A majority of Americans say they are not yet seeing President Trump's tax cuts reflected in their paychecks, according to a new poll.Put me in that 32% that has noticed, but that's because I'm a geek who follows tax policy and I wanted to see what the effect was for me, and I don't recommend that "hobby" for most people.
A CNBC All-America Economic Survey finds 52 percent of working adults say they haven't seen a change.
Just 32 percent of the working adults report taking home more money due to the tax cuts, which Trump signed into law late last year.

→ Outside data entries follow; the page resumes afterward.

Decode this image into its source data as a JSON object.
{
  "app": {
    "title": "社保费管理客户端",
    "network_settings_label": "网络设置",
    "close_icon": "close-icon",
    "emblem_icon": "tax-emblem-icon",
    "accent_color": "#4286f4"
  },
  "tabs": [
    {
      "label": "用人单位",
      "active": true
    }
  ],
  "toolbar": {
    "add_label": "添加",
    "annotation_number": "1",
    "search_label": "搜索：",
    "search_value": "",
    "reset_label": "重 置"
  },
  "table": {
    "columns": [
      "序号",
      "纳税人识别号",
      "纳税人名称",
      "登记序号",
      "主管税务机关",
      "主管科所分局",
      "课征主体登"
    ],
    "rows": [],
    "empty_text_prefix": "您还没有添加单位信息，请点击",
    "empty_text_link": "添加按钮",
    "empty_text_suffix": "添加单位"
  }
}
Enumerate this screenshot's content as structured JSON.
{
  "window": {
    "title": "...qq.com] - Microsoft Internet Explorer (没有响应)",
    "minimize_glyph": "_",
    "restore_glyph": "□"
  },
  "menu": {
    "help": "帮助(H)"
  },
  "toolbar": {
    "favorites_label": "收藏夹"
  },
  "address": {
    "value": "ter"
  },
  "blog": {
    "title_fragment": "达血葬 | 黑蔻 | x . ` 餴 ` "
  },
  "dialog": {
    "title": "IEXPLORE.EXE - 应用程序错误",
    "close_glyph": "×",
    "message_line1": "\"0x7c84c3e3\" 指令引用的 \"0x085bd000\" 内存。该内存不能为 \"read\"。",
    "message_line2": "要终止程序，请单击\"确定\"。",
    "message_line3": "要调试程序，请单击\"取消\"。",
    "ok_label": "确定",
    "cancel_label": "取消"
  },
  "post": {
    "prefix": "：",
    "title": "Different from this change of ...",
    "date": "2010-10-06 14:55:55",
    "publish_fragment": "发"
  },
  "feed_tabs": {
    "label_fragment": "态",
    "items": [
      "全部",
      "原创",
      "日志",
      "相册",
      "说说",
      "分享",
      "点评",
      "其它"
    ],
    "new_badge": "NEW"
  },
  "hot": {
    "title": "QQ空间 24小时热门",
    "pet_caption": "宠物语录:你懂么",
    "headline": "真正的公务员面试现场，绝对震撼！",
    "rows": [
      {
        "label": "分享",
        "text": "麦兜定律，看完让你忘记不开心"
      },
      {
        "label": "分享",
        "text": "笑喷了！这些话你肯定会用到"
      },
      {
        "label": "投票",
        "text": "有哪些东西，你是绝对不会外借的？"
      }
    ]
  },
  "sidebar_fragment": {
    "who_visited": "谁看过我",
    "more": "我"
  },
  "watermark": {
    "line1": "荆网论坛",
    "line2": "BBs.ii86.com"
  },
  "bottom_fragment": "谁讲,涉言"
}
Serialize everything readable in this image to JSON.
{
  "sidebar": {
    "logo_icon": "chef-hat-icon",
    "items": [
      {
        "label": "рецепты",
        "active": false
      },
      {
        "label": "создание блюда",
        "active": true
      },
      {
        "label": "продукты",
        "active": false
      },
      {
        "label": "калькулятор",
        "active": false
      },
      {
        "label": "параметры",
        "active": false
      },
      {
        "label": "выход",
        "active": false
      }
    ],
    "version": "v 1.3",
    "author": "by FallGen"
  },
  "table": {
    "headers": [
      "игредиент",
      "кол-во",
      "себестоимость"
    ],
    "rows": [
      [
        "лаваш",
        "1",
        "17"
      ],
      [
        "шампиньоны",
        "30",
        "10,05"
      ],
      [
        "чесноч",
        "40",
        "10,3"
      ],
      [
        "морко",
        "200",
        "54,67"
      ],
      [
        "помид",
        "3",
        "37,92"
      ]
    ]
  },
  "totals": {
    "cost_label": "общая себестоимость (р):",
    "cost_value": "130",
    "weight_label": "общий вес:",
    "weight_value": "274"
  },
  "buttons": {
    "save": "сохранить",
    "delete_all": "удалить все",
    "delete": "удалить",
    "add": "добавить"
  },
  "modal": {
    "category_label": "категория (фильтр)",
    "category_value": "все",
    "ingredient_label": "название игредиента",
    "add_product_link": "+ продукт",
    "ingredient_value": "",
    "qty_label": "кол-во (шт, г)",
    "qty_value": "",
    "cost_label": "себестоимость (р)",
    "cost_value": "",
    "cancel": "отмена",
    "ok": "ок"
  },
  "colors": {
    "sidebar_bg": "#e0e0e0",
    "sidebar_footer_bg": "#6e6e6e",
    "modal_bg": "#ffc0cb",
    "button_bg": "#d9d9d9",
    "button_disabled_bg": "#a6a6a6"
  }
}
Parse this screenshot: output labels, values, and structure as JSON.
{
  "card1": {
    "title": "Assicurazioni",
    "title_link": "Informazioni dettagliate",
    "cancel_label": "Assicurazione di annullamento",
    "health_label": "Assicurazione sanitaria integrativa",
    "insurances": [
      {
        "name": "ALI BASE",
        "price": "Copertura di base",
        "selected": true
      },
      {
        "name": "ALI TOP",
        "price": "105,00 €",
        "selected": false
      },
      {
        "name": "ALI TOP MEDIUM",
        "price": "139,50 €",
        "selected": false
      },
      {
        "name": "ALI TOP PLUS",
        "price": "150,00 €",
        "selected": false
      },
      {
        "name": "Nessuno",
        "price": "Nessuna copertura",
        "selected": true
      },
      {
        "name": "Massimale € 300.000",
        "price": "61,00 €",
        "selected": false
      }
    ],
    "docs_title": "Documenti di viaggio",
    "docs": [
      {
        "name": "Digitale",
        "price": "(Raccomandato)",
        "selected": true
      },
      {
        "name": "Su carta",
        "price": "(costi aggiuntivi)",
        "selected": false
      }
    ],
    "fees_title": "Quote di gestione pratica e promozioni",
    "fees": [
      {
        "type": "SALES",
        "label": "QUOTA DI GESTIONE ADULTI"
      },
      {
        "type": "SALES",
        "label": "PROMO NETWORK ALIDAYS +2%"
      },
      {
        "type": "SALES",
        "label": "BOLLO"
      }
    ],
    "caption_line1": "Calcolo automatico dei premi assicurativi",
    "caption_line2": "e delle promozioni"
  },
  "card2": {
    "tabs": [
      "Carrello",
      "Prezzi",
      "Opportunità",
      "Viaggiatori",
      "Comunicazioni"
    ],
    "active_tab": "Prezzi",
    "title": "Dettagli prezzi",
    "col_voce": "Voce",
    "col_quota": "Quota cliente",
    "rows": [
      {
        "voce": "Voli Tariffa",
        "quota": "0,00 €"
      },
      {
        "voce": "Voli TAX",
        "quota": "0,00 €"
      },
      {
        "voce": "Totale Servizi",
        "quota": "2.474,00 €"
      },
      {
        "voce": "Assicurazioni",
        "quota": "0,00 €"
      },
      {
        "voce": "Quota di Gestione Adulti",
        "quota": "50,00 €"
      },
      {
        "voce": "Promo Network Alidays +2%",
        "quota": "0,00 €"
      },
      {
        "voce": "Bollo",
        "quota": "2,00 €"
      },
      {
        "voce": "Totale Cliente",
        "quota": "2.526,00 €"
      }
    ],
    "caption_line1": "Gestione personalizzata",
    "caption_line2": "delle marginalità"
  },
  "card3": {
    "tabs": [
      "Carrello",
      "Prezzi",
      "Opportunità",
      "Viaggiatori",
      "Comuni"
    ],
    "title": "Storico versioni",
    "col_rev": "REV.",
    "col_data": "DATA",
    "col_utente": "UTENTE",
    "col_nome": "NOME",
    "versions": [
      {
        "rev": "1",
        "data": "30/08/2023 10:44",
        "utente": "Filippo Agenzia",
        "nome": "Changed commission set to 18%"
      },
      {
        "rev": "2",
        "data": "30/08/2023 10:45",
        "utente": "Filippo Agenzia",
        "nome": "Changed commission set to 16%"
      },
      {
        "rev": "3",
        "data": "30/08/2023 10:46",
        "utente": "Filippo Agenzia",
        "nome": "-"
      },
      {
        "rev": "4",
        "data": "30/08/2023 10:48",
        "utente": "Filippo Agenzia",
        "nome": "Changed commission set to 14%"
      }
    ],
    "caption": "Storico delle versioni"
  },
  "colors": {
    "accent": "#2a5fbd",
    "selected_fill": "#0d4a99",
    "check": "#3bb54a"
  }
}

Of those saying they are taking home more money, 38 percent say the extra pay they receive helps them a "great deal" or a "fair amount." Forty percent say the extra pay helps "some" o>r "just a little," and 22 percent report that the extra pay "does not help much at all."
And I'm also a member of what is likely a much smaller minority that started having more money held back in my paycheck soon afterwards, because too much money was being taken out of my check, and it left me and my wife susceptible to having to pay back the feds some money next year. You think people believe the Piece of Shit tax bill was a ripoff that didn't benefit them now? Wait till they have to break out the checkbook and write a surprise check to the IRS this time next year.
In addition, Americans aren't spending the extra money they are getting from those tax cuts, as evidenced by this week's income and spending report from the Bureau of Economic Analysis.
Personal income increased $67.3 billion (0.4 percent) in February according to estimates released today by the Bureau of Economic Analysis. Disposable personal income (DPI) increased $53.9 billion (0.4 percent) and personal consumption expenditures (PCE) increased $27.7 billion (0.2 percent).So no real change at all in spending so far. What's interesting is that the lower tax withholdings means that the savings rate is higher from the depths that we had at the end of 2017. The trend is still downwards compared to most of the 2010s, but you can see the bump up when the tax cuts were first taken into account in January.
Real DPI increased 0.2 percent in February and Real PCE increased less than 0.1 percent. The PCE price index increased 0.2 percent. Excluding food and energy, the PCE price index increased 0.2 percent.
Over the last few years, you can see the general trend of increased incomes and spending (the drop in 2013 for incomes is the result of the end of a 2-year tax break on Social Security taxes). But notice how that disposable income and spending gap has narrowed in the last 2 years.
Let's go back to this chart in 6 months and see if there is a noticeable increase in the green line. If not, then it shows people aren't spending the funds from those tax cuts. Obviously, 2 months is a small sample size, but if you're a Republican, you're hoping that the spending figures start rising soon. Or else there won't be any effect of these tax cuts for the overwhleming majority of us...except for a higher possibility of layoffs from companies who have no other options in order to meet their higher profit expectations due to a lower corporate tax rate.
With already-skyrocketing budget deficits likely leading to some form of austerity, economic growth is going to be reduced for the overwhelming majority of Americans. But if we're not going to see the tax cuts lead to more spending in the short term, then this Piece of Shit tax bill will be an EPIC FAIL.